### Work order
Copy out each line below in which the string "icon" appears.

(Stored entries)
__________

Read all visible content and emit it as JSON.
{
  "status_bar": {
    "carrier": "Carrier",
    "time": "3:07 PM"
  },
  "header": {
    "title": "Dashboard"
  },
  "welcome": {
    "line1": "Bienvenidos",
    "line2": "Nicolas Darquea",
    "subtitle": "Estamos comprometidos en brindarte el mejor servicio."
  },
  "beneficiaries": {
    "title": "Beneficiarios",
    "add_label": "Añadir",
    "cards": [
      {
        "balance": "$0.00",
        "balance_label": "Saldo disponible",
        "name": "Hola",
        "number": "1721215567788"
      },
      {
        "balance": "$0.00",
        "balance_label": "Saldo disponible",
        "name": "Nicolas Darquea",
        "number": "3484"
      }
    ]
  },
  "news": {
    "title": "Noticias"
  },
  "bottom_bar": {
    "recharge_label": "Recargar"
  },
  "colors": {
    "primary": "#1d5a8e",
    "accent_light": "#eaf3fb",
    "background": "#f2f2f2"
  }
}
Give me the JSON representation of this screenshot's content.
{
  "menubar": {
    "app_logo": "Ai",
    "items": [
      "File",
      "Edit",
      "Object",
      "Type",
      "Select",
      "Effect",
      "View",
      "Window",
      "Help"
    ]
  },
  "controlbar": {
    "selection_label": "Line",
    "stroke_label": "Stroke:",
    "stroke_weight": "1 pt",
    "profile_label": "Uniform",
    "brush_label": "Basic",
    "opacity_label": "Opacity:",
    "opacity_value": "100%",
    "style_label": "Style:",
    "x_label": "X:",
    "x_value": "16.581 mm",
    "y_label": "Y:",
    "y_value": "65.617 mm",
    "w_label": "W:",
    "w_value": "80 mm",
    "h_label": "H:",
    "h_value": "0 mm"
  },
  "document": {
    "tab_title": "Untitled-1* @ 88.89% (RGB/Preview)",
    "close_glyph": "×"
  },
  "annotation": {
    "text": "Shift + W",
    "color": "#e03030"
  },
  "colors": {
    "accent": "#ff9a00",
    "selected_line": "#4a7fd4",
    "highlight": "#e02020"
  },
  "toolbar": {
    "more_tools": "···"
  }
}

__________

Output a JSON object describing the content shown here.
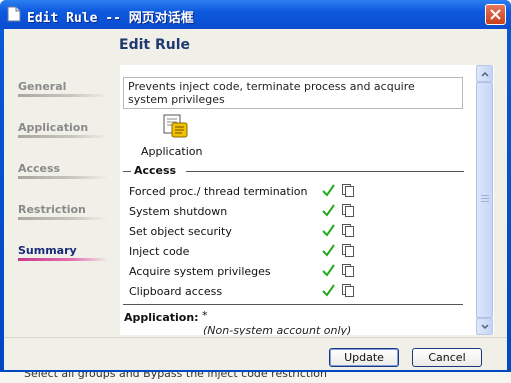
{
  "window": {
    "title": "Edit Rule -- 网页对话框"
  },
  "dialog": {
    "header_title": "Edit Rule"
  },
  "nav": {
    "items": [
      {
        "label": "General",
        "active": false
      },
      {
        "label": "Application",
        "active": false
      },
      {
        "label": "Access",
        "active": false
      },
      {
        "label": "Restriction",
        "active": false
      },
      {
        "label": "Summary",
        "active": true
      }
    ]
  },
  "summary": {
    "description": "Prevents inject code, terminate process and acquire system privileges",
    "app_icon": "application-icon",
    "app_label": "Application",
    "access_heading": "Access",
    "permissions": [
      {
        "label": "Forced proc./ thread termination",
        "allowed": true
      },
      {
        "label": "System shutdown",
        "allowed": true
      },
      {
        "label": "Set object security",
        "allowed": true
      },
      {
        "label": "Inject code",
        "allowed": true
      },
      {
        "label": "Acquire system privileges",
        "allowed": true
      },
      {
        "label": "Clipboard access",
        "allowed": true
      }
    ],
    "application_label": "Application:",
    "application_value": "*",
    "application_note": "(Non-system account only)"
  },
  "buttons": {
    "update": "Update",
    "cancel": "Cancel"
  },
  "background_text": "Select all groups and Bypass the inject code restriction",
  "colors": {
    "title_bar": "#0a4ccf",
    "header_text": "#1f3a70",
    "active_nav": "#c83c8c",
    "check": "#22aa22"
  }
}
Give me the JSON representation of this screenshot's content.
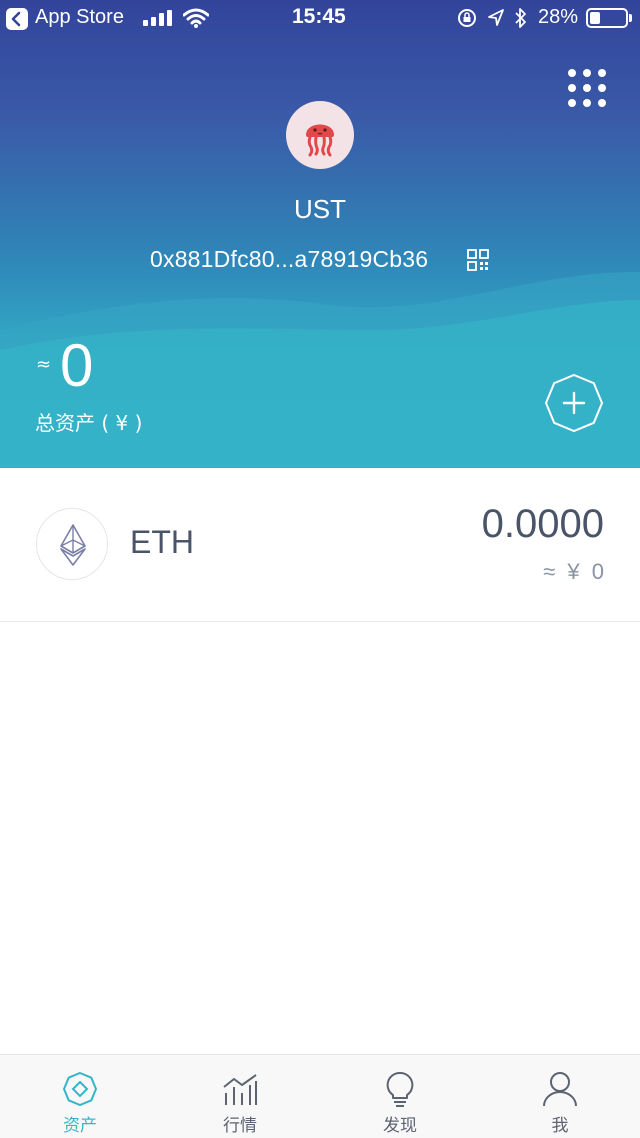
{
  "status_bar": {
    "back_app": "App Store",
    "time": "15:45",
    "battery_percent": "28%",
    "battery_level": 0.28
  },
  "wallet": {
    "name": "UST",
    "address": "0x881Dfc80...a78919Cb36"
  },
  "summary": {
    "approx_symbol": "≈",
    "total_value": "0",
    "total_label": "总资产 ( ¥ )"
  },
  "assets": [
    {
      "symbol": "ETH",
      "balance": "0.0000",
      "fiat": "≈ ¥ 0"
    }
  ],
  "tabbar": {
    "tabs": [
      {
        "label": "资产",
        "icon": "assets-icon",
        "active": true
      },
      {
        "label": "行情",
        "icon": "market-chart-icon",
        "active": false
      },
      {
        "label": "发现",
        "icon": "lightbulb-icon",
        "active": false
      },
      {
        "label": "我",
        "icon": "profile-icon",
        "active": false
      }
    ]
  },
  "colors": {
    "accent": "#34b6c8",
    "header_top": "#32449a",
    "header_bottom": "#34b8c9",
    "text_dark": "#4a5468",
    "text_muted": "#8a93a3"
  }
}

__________

### Expected output
    "app_icon": "application-icon",
        "icon": "assets-icon",
        "icon": "market-chart-icon",
        "icon": "lightbulb-icon",
        "icon": "profile-icon",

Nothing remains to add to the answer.